Edinburgh Fringe Review: Dirty Great Love Story

When Richard and Katie meet on a night out – he at a stag do, her a hen – it isn’t love at first sight. Or second. Or third. Written and performed by Katie Bonna and Richard Marsh, Dirty Great Love Story does not have the most original of plots, following the classic on-off love story of so many romantic comedies, but it raises itself head and shoulders above the form by being very, very good.

The promotional material notes that Bonna and Marsh are not only in it but are responsible for the ‘rhymes’, i.e. the words, as the entire thing is a poem. I was initially a bit cautious about this, expecting a kind of Doctor Seuss love story composed entirely of zany rhyming couplets, but no – it really is a poem rather than just rhymes, and there is a distinction. As a structure, it allows emotions to build steadily up but also creates moments of startling beauty, when all the pomp and occasional ridiculousness of theatre fades away and there is only us, the performers and the words – never overly grandiose, never too self-aware.

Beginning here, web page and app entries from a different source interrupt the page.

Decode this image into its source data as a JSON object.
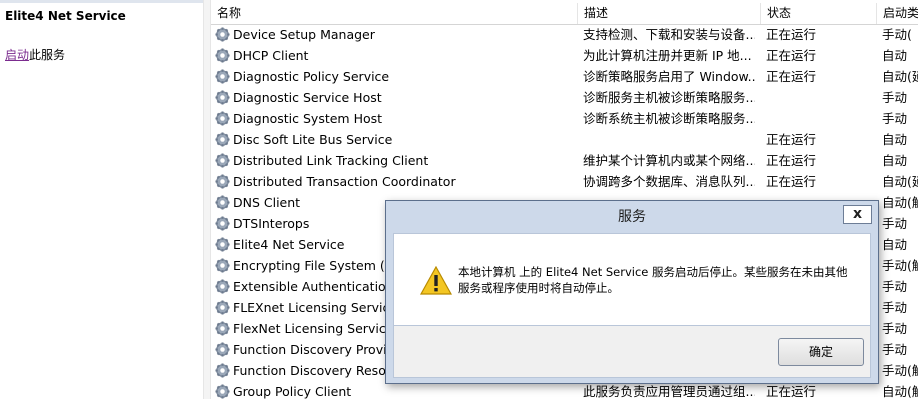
{
  "left_panel": {
    "title": "Elite4 Net Service",
    "start_link": "启动",
    "start_suffix": "此服务"
  },
  "columns": {
    "name": "名称",
    "description": "描述",
    "status": "状态",
    "startup": "启动类"
  },
  "services": [
    {
      "name": "Device Setup Manager",
      "desc": "支持检测、下载和安装与设备...",
      "status": "正在运行",
      "startup": "手动("
    },
    {
      "name": "DHCP Client",
      "desc": "为此计算机注册并更新 IP 地...",
      "status": "正在运行",
      "startup": "自动"
    },
    {
      "name": "Diagnostic Policy Service",
      "desc": "诊断策略服务启用了 Window...",
      "status": "正在运行",
      "startup": "自动(延"
    },
    {
      "name": "Diagnostic Service Host",
      "desc": "诊断服务主机被诊断策略服务...",
      "status": "",
      "startup": "手动"
    },
    {
      "name": "Diagnostic System Host",
      "desc": "诊断系统主机被诊断策略服务...",
      "status": "",
      "startup": "手动"
    },
    {
      "name": "Disc Soft Lite Bus Service",
      "desc": "",
      "status": "正在运行",
      "startup": "自动"
    },
    {
      "name": "Distributed Link Tracking Client",
      "desc": "维护某个计算机内或某个网络...",
      "status": "正在运行",
      "startup": "自动"
    },
    {
      "name": "Distributed Transaction Coordinator",
      "desc": "协调跨多个数据库、消息队列...",
      "status": "正在运行",
      "startup": "自动(延"
    },
    {
      "name": "DNS Client",
      "desc": "",
      "status": "",
      "startup": "自动(触"
    },
    {
      "name": "DTSInterops",
      "desc": "",
      "status": "",
      "startup": "手动"
    },
    {
      "name": "Elite4 Net Service",
      "desc": "",
      "status": "",
      "startup": "自动"
    },
    {
      "name": "Encrypting File System (EFS)",
      "desc": "",
      "status": "",
      "startup": "手动(触"
    },
    {
      "name": "Extensible Authentication Protocol",
      "desc": "",
      "status": "",
      "startup": "手动"
    },
    {
      "name": "FLEXnet Licensing Service",
      "desc": "",
      "status": "",
      "startup": "手动"
    },
    {
      "name": "FlexNet Licensing Service 64",
      "desc": "",
      "status": "",
      "startup": "手动"
    },
    {
      "name": "Function Discovery Provider Host",
      "desc": "",
      "status": "",
      "startup": "手动"
    },
    {
      "name": "Function Discovery Resource Publication",
      "desc": "",
      "status": "",
      "startup": "手动(触"
    },
    {
      "name": "Group Policy Client",
      "desc": "此服务负责应用管理员通过组...",
      "status": "正在运行",
      "startup": "自动(触"
    }
  ],
  "dialog": {
    "title": "服务",
    "message": "本地计算机 上的 Elite4 Net Service 服务启动后停止。某些服务在未由其他服务或程序使用时将自动停止。",
    "ok_label": "确定",
    "close_glyph": "x"
  },
  "icons": {
    "service": "gear-icon",
    "warning": "warning-icon"
  }
}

Not only are there moments of beauty in this play, there are moments of very well-realised humour, too: Dirty Great Love Story is genuinely very funny, with a small cast of well-drawn characters, comprised of not only Richard and Katie but their respective best friends. They feel like real people who we know, have met or can even see ourselves in. From Katie’s broken heart, ripped out by the ex-boyfriend whose name she can’t even bear to mention, to Richard’s faltering, sometimes desperate sense of humour. They make jokes at the wrong moments, they get drunk and embarrass themselves, their love story is messy and charming and real.

A play that is a poem could seem overly stylised, but it somehow feels understated and naturalistic instead. Dirty Great Love Story is quite simply the kind of thing one hopes to see at the Fringe: funny, well-performed, idiosyncratic. The plot won’t shock you, and if you’re looking for something that is like absolutely nothing you’ve seen before, this isn’t it – but if you want to be moved and amused and affected, see this play.

**** – 4/5 Stars

Dirty Great Love Story is playing at the Pleasance Dome until 27 August, as part of the Edinburgh Fringe Festival. For more information and tickets, see the Edinburgh Fringe website.